"Enrolment is limited to ensure a high teacher to student ratio, allowing for individualized instruction throughout the week," says Hornung. "The goal of Summer School for the Solo Voice has always been to offer the highest level of instruction for the lowest possible cost so as to allow anyone who is interested the ability to participate."
A portion of the budget is always allotted to help children and youth with financial disadvantages to attend.
"We believe music should be available to everyone and work hard to create partnerships and build community through the learning and sharing of music," she says.
Hornung never fails to thank the local business community and individual arts supporters for their support of the program, or Third Avenue United Church for its contribution to the arts as a welcoming venue for rehearsals and concerts.
Over the years, says Hornung, SSSV has diversified to include advanced singers and accompanists, musical theatre, musical pedagogy, speech arts, theory, composition and jazz programs within the larger structure. Because of the expertise of the staff, students are able to choose classes that fit their age, ability and level of experience as well as specializing in an area of particular interest to them.
"Saskatchewan, being widespread and largely made up of smaller rural communities, has no one 'cultural hub' that effectively serves all of its residents. We are fortunate to have larger centres that bring in clinicians for a day or two, but these workshops are by and large for a specific group of students and not usually open to public participation," says Hornung.
"Saskatchewan is rich with talent and potential in the performing arts," she says. "Unfortunately, its distance from bigger centres hinders access to teachers of the calibre SSSV provides and that its advanced singer program offers, leaving many of our artists at a disadvantage."
SSSV works to level that, she explains, and the inclusion of many different programs within the school ensures a place for singers, teachers, conductors, accompanists and speech artists of all levels in our community and province.
"To the best of my knowledge, no other such program exists."
Dr. Laurence Ewashko, a highly respected international conductor, singer and master teacher has said, "I don't think anything like this exists anywhere else in the world."
Ewashko credits the success of the summer school to Hornung.

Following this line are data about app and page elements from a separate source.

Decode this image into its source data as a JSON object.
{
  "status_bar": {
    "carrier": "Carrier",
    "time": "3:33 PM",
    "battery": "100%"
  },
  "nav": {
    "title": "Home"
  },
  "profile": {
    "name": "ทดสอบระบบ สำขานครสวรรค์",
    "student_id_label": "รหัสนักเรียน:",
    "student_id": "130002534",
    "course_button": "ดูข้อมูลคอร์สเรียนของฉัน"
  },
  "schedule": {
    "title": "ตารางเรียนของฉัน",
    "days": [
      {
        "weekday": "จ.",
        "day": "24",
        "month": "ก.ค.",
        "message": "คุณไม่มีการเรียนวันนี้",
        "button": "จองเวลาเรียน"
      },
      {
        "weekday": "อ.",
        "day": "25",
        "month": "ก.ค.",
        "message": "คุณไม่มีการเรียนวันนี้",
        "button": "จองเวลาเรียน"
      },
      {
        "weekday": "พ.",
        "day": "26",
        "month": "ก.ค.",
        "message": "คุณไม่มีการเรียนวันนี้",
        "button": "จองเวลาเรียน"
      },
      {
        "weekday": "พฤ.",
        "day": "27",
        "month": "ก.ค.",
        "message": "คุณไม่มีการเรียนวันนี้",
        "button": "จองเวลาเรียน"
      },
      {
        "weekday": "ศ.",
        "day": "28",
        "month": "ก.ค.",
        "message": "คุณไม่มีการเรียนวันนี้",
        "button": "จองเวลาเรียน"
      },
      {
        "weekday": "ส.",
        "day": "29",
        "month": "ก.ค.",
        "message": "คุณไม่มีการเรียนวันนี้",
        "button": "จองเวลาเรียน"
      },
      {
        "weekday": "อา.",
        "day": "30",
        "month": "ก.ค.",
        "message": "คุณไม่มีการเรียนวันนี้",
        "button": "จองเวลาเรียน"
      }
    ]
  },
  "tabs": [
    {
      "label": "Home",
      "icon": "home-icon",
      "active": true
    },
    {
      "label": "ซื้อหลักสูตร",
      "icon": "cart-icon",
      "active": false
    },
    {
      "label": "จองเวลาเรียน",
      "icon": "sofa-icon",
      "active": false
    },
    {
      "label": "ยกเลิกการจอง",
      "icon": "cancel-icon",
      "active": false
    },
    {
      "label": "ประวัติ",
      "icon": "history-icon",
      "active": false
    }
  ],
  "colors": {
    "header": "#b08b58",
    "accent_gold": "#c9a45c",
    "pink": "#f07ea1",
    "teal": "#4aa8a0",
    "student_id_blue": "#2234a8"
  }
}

“I believe [its success] is through the vision of the foundation of this institute, created through the vision of this one woman …” he has said.
Hornung says SSSV goes to great lengths to accommodate participants with mental and physical challenges, further affirming a commitment to the goal of music for all. The age group that benefits from SSSV is from eight years to 80 plus.
"Some of our oldest participants have been … 81-year-old grandparents attending and singing with their grandchildren," she points out.
Singers, conductors, accompanists and teachers of all ages and levels of experience not only benefit from what they learn and the performance opportunities they receive, but they then take this knowledge and boosted confidence back into their communities, says Hornung.
"SSSV has proven to be a wonderful experience that boosts confidence, hones skills, teaches new skills and creates community leaders in the arts."
SSSV also contributes to the local economy, she notes, by drawing a large number of students, staff and families to the Battlefords for seven to 10 days.
"During this time they stay in our hotels, motels and campgrounds, eat in our restaurants and shop in our stores," says Hornung. "Having had a wonderful tine here, as indicated year after year on the evaluation forms, they leave with many reasons to return and plans to encourage others to visit the Battlefords as well."